Bangkok (Times Of Ocean)- The war in Ukraine has left thousands of Russian tourists stranded in Thailand’s beach resorts, unable to pay their bills and unable to return home because of sanctions and canceled flights.
As a result of the crisis in Europe, Southeast Asian nation’s tourism industry was also hindered as it had hosted more Russian tourists than any of its neighbors before the pandemic.
Approximately 6,500 Russian tourists remain in Phuket, Surat Thani, Krabi, and Pattaya, four popular seaside resort destinations in Thailand, along with 1,000 Ukrainians, Yuthasak Supasorn, the Tourism Authority of Thailand’s governor, told The Associated Press on Friday.
As of February, 17,599 Russians composed 8.6% of all new arrivals, bringing the total to 203,970, according to the Public Health Ministry. A drastic decrease in their numbers took place after the Feb. 24 Russian invasion of Ukraine.
Yuthasak said the Russians were facing two main problems: flight cancellations by airlines that have stopped flying to Russia, and the suspension of financial services, particularly by credit card companies that have joined the sanctions against Moscow. Some people prefer to delay their return.
“There are some airlines that still fly to Russia, but travelers have to transit in another country. We are trying to coordinate and search the flights for them,” Yuthasak said.
Even though almost all direct flights from Russia have been suspended, connections are still available through major Middle Eastern carriers.

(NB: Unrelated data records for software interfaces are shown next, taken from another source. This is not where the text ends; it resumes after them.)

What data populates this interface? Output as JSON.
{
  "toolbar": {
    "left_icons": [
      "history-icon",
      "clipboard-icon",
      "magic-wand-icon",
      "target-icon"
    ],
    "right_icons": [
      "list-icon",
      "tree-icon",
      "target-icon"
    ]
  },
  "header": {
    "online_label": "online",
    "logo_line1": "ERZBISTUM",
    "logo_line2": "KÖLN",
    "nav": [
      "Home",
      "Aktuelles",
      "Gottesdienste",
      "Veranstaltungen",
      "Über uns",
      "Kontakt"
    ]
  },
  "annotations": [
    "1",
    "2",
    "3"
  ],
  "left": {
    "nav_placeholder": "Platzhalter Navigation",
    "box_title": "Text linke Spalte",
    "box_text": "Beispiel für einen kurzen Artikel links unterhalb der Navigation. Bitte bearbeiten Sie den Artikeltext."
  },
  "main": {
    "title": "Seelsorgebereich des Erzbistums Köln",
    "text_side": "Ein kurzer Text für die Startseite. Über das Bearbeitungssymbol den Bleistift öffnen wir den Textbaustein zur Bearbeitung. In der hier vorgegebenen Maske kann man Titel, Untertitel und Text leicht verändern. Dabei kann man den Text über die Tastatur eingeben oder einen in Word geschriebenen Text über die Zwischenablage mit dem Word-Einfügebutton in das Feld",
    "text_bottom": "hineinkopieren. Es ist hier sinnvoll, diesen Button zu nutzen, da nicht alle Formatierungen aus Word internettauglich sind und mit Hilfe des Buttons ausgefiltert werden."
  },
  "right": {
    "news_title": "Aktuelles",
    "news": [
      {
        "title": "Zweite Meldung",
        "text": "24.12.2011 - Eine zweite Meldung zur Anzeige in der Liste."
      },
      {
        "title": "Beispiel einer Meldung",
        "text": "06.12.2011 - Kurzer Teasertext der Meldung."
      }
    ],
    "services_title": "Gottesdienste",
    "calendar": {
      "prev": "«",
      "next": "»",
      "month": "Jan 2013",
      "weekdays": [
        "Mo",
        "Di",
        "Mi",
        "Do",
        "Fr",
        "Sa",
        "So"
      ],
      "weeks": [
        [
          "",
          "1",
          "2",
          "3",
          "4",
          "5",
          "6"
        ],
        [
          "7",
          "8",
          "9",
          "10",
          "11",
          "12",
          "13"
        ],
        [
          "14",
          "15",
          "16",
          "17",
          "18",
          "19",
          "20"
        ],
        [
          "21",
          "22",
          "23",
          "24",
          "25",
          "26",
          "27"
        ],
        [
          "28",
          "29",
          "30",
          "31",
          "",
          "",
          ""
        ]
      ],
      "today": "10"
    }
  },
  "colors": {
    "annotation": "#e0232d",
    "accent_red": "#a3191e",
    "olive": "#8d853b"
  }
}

There are also efforts underway to find alternative methods of payment for Russian tourists, he said.
Siwaporn Boonruang, a volunteer translator for Russians stranded in Krabi, said some can’t pay their bills because they can’t use Visa or Mastercard credit cards anymore.
People with UnionPay credit cards, which are issued by a Chinese financial services company, are still able to use them, but cryptocurrency payments are not permitted, she said.
Discounted rates have been offered by many hotels, she said.
Thailand’s government has offered 30-day visa extensions on a no-fee basis, and is seeking low-cost alternative housing for those forced to stay for an extended period.
Thailand’s hopes for economic recovery have been thwarted by the problems associated with the war in Ukraine. Officials hope the COVID-19 pandemic will fade by July, despite daily cases being at a record high due to the omicron variant of the coronavirus.
By the end of this year, Thai authorities plan to drop most quarantine and testing regulations, making entry easier for foreign travelers.
Due to the knock-on effect of rising oil prices and inflation on global travel, Thailand may have to lower its target for tourist arrivals and revenues this year, Yuthasak told the Bangkok Post.
“Tourism is still a key engine to revive our economy, even though revenue was stymied by negative factors,” he said.
It had been estimated that Thailand would gain a total of 1.28 trillion baht ($38.4 billion) in revenue this year from foreign and domestic tourists. Sanctions